Many organizations continue to grow through mergers and acquisitions, and IAM teams must deal with more than a single province of identities for all applications. This issue poses a significant challenge when trying to secure an identity solution.
Different identity accessing different applications
Identity providers today have identities of employees, non-employees, partners, vendors, and consumers—all needing to access resources (applications). We cannot get away with merely securing on-premise identity stores and shoving both enterprise entities and consumers into one place.
Partner identities bring risk. What happens if the partner’s worker leaves and goes to a competitor? Will the company revoke provided access in time, or will they still have back-door access through an untracked application? Customer and consumer volumes bring access management needs that are orders of magnitude greater than just managing employee access. The scale is entirely different, and the business implications and regulatory requirements increase the complexity of seamless and secure access. IAM capabilities will make sure we meet the goal and still improve customer experience.
Meeting complex regulations
Many applications, particularly consumer-based ones, must follow the GDPR. Every organization must allow individuals to consent to the storing of personal data in compliance with GDPR. Personal individual data relates to anything that identifies a person, and which needs specific compliance for the processing and control of the data and how it is shared. Everyone company that holds and processes personal or individual data must implement GDPR.
Any company failing to comply with the GDPR can incur a monetary penalty to the company processing or holding the personal data. GDPR gives rights to people (known in the regulation as data subjects) to manage the personal data that has been collected by an employer or other types of agency or organization, known as the data controller.
The GDPR gives data subjects specific rights to their data; these rights include obtaining copies of it, requesting changes to it, restricting the processing of it, deleting it, or receiving it in an electronic format so it can move to another controller. A formal request by a data subject to a controller to take action on their personal data is called a Data Subject Request or DSR. Regulations like these are pushing organizations’ current legacy IAM solutions beyond their capabilities for better privacy control at both the device and Identity levels.
When it comes to customer data, it becomes a challenge for organizations to have a single view of the customer or to link customer or consumer data across business units and data silos. However, doing so is critical to securing customer and consumer data and ensuring compliance with industry and governmental regulations.
How are you protecting sensitive data? What are your practices and processes for registering the applications to IDP, granting and maintaining an entity’s profile, getting consent, and applicable access? Who has access to what data? The answer to these issues requires a thoughtful and well-designed approach to an IAM project.

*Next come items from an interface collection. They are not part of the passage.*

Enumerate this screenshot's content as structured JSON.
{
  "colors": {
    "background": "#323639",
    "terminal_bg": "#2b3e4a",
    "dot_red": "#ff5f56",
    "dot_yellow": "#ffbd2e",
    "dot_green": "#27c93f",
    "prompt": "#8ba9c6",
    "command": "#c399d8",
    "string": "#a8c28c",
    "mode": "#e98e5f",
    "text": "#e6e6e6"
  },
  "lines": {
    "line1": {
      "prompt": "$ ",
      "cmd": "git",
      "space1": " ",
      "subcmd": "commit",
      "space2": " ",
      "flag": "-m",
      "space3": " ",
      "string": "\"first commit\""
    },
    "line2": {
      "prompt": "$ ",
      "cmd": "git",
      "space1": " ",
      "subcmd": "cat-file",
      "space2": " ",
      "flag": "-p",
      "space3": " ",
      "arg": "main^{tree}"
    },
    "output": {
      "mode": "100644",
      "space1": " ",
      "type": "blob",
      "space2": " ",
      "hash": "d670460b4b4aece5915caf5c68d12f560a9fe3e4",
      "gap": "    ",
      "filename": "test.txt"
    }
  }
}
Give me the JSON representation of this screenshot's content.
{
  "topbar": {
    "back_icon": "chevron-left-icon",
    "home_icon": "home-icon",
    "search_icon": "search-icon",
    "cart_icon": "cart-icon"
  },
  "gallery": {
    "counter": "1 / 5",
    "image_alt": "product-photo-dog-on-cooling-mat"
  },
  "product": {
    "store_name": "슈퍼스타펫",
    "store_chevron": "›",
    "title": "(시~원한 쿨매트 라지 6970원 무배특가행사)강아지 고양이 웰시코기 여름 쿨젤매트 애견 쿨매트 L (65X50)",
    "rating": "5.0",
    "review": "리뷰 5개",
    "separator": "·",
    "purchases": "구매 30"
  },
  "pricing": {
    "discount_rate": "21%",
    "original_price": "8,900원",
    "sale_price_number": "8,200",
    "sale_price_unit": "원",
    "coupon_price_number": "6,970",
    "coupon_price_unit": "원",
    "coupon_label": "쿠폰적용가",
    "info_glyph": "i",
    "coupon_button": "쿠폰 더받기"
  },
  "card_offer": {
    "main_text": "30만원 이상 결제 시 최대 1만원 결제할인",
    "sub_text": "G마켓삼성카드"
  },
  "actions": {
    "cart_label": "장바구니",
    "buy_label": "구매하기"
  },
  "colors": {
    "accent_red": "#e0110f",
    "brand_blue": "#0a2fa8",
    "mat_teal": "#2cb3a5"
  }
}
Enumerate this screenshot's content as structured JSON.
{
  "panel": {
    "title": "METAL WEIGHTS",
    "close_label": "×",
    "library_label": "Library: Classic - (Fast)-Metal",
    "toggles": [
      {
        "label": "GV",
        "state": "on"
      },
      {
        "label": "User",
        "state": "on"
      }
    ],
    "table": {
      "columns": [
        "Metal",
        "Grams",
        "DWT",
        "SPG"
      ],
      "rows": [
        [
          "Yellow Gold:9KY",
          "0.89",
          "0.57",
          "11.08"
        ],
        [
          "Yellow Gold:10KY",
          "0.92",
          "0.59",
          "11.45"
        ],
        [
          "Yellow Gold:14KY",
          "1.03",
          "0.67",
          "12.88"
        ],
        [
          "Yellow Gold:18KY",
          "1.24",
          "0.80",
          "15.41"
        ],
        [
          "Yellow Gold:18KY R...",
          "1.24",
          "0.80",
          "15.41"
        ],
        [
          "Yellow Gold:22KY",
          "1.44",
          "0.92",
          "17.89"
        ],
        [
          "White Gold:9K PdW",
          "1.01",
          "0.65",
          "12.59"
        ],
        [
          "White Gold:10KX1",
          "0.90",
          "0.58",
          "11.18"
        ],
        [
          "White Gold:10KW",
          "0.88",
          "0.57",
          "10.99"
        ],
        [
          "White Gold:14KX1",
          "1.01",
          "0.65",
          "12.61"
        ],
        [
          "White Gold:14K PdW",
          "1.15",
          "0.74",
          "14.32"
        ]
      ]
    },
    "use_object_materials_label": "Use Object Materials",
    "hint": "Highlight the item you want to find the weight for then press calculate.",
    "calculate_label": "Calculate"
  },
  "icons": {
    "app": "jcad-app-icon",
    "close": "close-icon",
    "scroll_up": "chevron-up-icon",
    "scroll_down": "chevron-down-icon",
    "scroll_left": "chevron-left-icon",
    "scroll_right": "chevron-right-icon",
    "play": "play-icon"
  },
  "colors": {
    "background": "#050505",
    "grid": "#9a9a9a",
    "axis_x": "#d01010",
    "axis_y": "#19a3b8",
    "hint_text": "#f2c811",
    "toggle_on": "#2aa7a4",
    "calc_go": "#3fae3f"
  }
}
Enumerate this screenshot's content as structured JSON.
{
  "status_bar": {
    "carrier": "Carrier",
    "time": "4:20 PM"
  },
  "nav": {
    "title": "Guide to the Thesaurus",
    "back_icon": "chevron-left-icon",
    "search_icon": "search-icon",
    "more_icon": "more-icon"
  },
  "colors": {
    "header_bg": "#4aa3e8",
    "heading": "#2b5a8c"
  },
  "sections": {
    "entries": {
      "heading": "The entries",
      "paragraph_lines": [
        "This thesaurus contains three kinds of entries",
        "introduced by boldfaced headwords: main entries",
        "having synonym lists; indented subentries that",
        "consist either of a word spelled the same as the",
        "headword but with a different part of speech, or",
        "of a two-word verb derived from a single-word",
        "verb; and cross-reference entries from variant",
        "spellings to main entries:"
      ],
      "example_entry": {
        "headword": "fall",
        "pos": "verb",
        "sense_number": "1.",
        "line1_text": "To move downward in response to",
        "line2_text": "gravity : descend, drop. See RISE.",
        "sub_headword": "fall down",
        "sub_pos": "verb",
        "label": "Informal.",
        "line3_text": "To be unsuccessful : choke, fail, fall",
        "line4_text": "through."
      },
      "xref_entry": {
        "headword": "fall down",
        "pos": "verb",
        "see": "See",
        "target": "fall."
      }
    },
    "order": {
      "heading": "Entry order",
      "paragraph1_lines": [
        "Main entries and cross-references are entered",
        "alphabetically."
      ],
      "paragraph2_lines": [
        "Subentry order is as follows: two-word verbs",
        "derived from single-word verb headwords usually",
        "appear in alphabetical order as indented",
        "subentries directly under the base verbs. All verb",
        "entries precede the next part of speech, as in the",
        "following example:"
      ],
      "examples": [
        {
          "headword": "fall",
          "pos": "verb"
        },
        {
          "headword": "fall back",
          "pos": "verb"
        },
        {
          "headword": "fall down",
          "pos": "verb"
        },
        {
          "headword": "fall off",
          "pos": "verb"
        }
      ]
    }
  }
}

Hybrid environments without an identity strategy can create challenges. The complexity of managing identity and access across users, apps, and devices is compounded by the enormous growth in the number of endpoints, the accelerating rate of attacks from a variety of vectors, and increasingly complex operations of securing and managing identity access across and beyond the organization simplifying a complex and chaotic identity environment is not only ideal, but it’s also attainable—through these four steps:
- Move employees to a single identity to improve productivity
- Reduce management overhead through simpler identity infrastructure
- Monitor anomalous activity for greater security
- Give users the tools to be secure.
As the organization finds itself working across on-premises and cloud environments, managing identity, how employees access services, and how IT governs this access can become complicated. In our final blog of the series, we will discuss how to handle this complexity in any organization.